A recent bout of League of Legends brought me to thinking about the tools for entertainment in games. Yea, I’m mentioning LoL again, but whatever, any game that manages to capture my attention for over 6 months deserves a cookie with a medal in the middle (WARNING, MAY BE CHOKING HAZARD). So, what are the tools for entertainment? They’re elements of a game that allows the player to layer in their own style or narrative into a pre-existing game universe.
And, for a person with childlike joy in their heart, it’s the stuff of magic.
A Trolltastic Voyage
This particular story begins with Yo Yo Yo Yordle, the greatest ranked 5′s team to ever hit the face of League of Legends. YYYY was the product of 5 simple folk and their desire for greatness. Now, normal men and women would resort to creating a team with “skill” or “cohesion” or a “legitimate reason for existence.” We, being of a different sort, elected to create a team based upon “shenanigans.” In this case, we created a team entirely of the squirrel creatures known as Yordles.
Here’s what you need to know about the Yordles. They’re ADORABLE, tiny and generally capable of outsize beat down. The issue with the Yordles is that there are very few of them, it’s almost impossible to make a reasonable team of out them, particularly if the other side selects any Yordles. Long story short? Flaming train wreck.
Our team got slaughtered. But there was joy in it, because we got to cheer on the Yordles and we derived enjoyment out of the game for reasons other than winning. When things would lean in our direction, we were all the more gleeful. We promised to reconvene the Yordle power tribe for additional battles into the future.
One Game, A Thousand Stories
This got me thinking about the experience, and the value adding depth to an intellectual property can have. If you provide a single narrative, the players will experience that narrative and be done with the game. If you provide a central narrative but significant depth around that story (such as lore, factions, destructible environments, etc.), then the central story can be the genesis for thousands of offshoots, thereby expanding the life and value of the game.
I often think social and mobile games suffer from a very narrow narrative funnel. Once the content is consumed in the traditional mobile or social game, there’s very little reason to continue playing. This results in players grinding and interacting with players solely for the purpose of expediting their progression. This isn’t a particularly compelling interaction, and the increasing skepticism about the value of the social graph among developers isn’t surprising.

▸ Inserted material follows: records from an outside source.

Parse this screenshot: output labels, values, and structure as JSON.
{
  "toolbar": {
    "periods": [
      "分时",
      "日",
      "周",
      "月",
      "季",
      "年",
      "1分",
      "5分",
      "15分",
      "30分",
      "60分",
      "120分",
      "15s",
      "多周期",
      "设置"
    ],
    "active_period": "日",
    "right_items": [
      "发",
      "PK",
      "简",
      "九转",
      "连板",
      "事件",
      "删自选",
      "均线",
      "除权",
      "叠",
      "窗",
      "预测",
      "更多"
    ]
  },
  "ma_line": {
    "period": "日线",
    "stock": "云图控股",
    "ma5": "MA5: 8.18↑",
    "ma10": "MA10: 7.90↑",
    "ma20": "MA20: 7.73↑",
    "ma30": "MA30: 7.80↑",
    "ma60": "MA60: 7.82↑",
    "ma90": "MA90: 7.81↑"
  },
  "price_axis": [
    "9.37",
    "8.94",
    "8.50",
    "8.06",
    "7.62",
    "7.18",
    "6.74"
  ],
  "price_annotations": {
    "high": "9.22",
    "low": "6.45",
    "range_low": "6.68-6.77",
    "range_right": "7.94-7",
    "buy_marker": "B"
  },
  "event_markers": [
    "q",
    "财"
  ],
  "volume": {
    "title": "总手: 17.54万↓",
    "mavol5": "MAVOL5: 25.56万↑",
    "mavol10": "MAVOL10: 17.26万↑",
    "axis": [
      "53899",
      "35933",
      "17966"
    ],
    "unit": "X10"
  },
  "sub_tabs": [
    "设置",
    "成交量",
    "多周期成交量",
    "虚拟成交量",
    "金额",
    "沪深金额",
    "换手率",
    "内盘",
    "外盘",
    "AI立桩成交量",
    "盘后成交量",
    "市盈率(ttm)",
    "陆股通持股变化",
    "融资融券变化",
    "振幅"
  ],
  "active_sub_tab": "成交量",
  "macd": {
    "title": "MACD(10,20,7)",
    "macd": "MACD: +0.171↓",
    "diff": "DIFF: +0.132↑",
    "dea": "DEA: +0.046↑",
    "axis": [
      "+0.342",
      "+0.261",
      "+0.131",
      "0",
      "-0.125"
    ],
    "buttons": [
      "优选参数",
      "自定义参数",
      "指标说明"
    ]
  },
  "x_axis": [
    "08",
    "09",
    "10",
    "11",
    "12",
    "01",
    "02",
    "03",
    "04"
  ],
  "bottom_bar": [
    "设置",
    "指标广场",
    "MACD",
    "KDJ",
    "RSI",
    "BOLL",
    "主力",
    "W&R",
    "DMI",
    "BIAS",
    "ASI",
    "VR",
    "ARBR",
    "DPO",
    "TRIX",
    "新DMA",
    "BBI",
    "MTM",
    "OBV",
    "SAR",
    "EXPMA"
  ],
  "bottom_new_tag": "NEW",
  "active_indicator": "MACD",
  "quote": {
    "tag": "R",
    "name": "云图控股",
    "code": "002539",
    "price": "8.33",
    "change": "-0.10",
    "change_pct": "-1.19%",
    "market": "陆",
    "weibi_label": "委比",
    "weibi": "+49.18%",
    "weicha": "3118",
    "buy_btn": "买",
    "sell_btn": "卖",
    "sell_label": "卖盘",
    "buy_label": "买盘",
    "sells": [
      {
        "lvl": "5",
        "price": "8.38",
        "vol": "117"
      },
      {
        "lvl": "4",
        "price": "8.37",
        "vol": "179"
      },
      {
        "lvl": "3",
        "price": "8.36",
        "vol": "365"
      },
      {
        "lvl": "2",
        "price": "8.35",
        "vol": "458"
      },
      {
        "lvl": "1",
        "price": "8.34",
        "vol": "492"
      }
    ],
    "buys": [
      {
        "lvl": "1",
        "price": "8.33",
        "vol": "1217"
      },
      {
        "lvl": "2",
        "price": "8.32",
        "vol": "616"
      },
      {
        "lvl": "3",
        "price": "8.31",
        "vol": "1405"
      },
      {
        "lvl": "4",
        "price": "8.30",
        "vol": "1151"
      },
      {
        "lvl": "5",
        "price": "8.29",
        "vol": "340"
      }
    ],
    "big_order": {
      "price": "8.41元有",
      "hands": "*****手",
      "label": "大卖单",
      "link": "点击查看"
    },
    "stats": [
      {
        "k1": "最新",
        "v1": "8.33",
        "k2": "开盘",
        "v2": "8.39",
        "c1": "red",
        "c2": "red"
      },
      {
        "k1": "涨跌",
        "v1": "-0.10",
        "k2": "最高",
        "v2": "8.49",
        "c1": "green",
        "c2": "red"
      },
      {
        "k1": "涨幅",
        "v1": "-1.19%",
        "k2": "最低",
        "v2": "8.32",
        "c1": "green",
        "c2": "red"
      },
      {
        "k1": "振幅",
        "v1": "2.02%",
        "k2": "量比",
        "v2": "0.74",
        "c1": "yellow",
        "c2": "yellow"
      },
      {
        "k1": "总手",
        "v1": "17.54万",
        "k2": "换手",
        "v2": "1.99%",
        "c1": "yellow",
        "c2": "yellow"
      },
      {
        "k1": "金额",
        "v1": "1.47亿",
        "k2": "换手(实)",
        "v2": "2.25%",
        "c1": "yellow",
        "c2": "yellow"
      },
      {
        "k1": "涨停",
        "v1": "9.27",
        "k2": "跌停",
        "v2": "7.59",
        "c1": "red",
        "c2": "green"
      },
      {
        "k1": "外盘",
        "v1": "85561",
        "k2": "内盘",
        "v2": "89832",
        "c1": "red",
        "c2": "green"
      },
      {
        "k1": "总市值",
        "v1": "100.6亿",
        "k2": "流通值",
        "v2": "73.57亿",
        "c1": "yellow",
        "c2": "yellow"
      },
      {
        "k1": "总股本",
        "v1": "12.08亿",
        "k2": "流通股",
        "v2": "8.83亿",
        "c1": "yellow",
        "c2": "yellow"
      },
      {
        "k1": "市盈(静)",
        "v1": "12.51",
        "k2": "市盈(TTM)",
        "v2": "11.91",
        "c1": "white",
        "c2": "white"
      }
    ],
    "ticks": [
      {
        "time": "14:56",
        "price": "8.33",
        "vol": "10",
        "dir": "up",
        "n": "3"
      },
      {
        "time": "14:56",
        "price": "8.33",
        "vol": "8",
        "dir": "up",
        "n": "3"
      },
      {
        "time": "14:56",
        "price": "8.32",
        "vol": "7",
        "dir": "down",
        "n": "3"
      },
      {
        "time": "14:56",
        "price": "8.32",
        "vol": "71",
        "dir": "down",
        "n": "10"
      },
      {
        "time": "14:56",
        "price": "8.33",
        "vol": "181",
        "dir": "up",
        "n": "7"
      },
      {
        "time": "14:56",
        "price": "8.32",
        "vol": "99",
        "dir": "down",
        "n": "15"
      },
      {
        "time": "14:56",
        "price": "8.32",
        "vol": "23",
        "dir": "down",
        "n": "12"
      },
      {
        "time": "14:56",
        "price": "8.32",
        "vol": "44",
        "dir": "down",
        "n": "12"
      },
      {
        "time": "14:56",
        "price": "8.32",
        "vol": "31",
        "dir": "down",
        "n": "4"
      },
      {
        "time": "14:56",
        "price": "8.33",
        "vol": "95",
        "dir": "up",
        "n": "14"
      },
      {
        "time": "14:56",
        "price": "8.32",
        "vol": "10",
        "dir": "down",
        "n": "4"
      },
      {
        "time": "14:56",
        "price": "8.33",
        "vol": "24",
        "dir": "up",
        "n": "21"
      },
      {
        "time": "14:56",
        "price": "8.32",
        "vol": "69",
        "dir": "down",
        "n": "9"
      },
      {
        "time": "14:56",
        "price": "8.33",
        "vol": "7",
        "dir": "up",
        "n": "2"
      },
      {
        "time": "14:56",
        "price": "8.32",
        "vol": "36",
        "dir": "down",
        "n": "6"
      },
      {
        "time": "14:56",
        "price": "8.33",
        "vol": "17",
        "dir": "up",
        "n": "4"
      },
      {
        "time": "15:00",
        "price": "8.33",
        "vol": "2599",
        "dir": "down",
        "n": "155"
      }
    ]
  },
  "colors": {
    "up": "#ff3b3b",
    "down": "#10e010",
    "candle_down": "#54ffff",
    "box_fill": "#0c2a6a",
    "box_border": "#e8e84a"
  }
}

Games like WoW have spawned lifelong friendships precisely because the ability to create additional narratives allows players to foster a sense of closeness. Other games, such as Words With Friends or You Draw leverage open-ended interactions that provide players with a range of options: they can be competitive, focus on humorous interactions or bring in colleagues to create real life social interactions about digital systems.
League of Legends benefits from being a very competitive game, but even that is an exhaustible resource. By providing players with options to create alternate objectives, the game can foster a broader set of interactions. If I’m focused solely on winning, then my interactions with other players will be designed to obtain that objective and it might get a bit uncomfortable when mistakes are made. If I’m Yordling, then I have permission to just focus on funny interactions, which makes it a lot easier to foster friendships within the game. This is an area worth further investigation on Riot’s part.
If the goal is to move a game into a service, I believe the developer should consider moving beyond pure content consumption models. There are a variety of means for providing additional depth to games (enhanced communication, social sharing beyond spam, cooperative play, etc.), and the accessibility of the phone means players can be building personal stories attached to mobile games throughout the day. Unlocking that potential can pay serious dividends, just ask the powers behind You Draw.
JM: Hah! Agreed. The social side of social games seems sorely neglected. We need to tell our own stories, not just respond according to programming.